6.12.2013 | by:
My summer practicum at the Colorado Health Institute represents the best of two worlds for me. I get to work on projects that will benefit the state that I love while focusing on a topic that I am passionate about.
When my grandmother was diagnosed with Alzheimer’s disease I played an active role in her care, even after she moved into a nursing facility. As I visited her every day, I was able to see how immensely vulnerable our seniors are, especially those with dementia. This drove my undergraduate research, which focused on legal advocacy for people with dementia in nursing homes and their access to long term care ombudsman programs.
My research fueled an interest in elder abuse, which I have been able to pursue in my master’s work. Ensuring that our grandparents, parents and friends are able to live dignified, healthy lives is of upmost importance to me.
That’s why I am interested in a new law in Colorado that continues efforts to combat elder abuse. Senate Bill 13-111, signed into law May 16 by Governor Hickenlooper, goes into effect on July 1, 2014. It requires certain professionals to report abuse or exploitation of at-risk elders to local law enforcement within 24 hours. The law requires reporting if someone sees abuse, exploitation or self- neglect or has reasonable cause to believe that it has occurred or may occur.
Failure to report is a class 3 misdemeanor.
Colorado has added banking and financial personnel to the list of people required to report abuse. This clause allows for a very concrete form of abuse – financial abuse - to be identified and reported. Additional reporters include: court-appointed guardians and conservators, hospital and long term care facility personnel, health care professionals, clergy members, and emergency service personnel such as firefighters, paramedics and police officers.

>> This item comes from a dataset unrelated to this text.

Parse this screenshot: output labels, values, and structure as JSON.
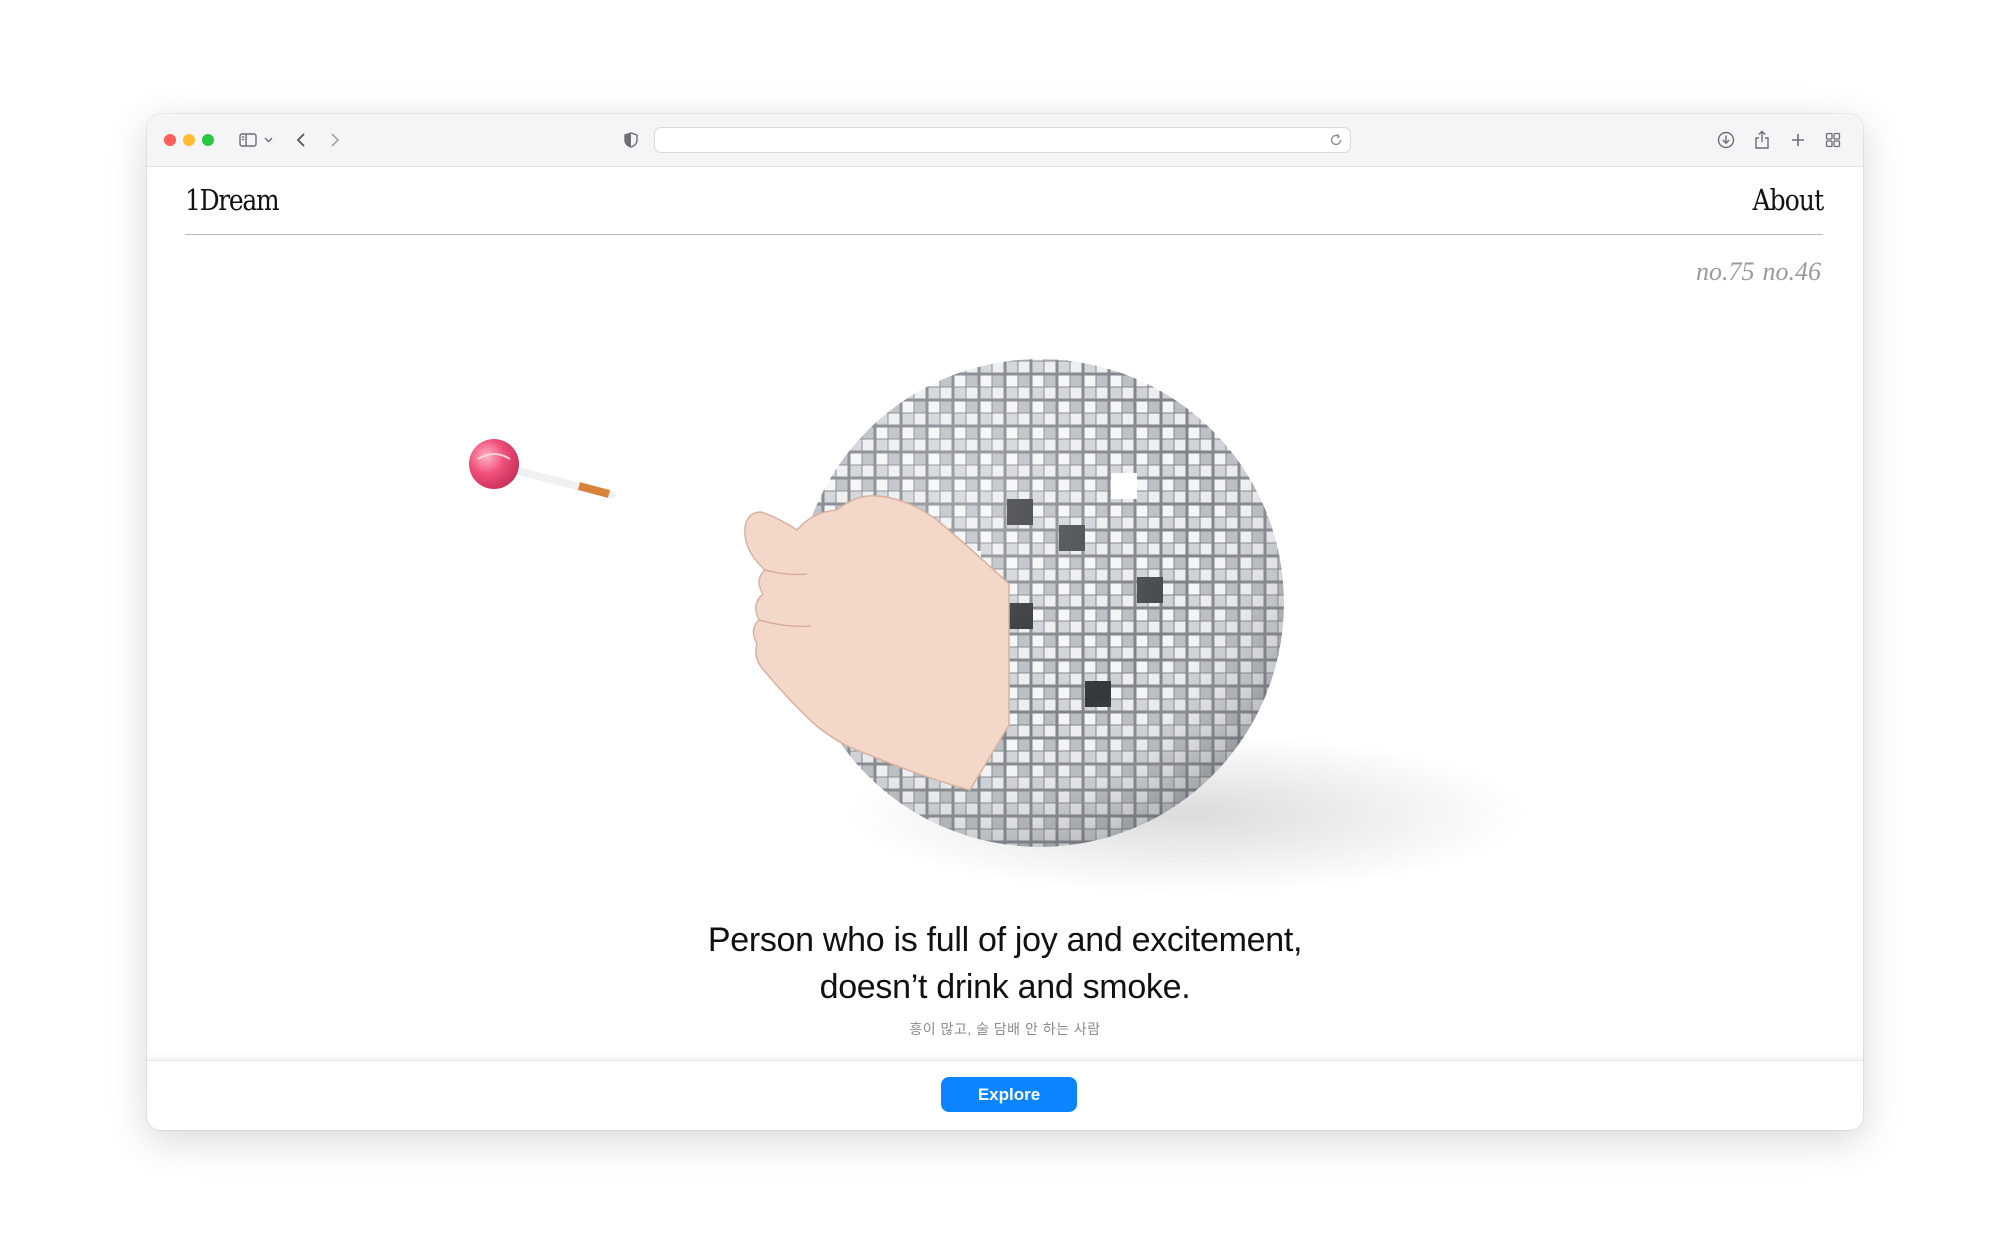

This expansive list aims to ensure that more cases of elder abuse come to the attention of county services.
The bill appropriates $3 million for the fiscal year starting July 1, 2013, to reduce worker caseloads and to provide training and quality assurance activities in adult assistance programs. This will help to fund adult protective services, including the long term care ombudsman program.
The prevalence of elder abuse is heartbreaking. Between seven and ten percent of older adults are abused each year, estimates the National Center on Elder Abuse. And that’s most likely an under-estimate. The New York State Elder Abuse Prevalence Study estimated that for every known case there are 24 unknown cases.
And those with disabilities and dementia are at increased risk. A 2000 study found that nearly half of 2,000 nursing home residents interviewed had been abused and 95% reported being neglected or seeing someone else being neglected.
The health impact of abuse is extreme. Seniors who have been abused are three times more likely to die than those who haven’t been abused. The hospitalization rate for abused seniors is between 2 and 2.6 times higher, depending on the type of abuse, according to a recent report in the Journal of the American Medical Association.
In Colorado, 11,000 reports of elder abuse were filled in fiscal year 2011-12, with 43 percent requiring an investigation.
Reports of abuse are expected to increase by 15% a year, according to the Colorado Elder Abuse Task Force.
Meanwhile, Saturday is World Elder Abuse Awareness Day. A number of events are planned to mark this day in Colorado. For information about events in your community, click here.
Elizabeth Bloemen joined CHI this summer to research long term services and supports. This is part of her practicum at Columbia University’s Mailman School of Public Health, where she is a master’s student studying the health of an aging society.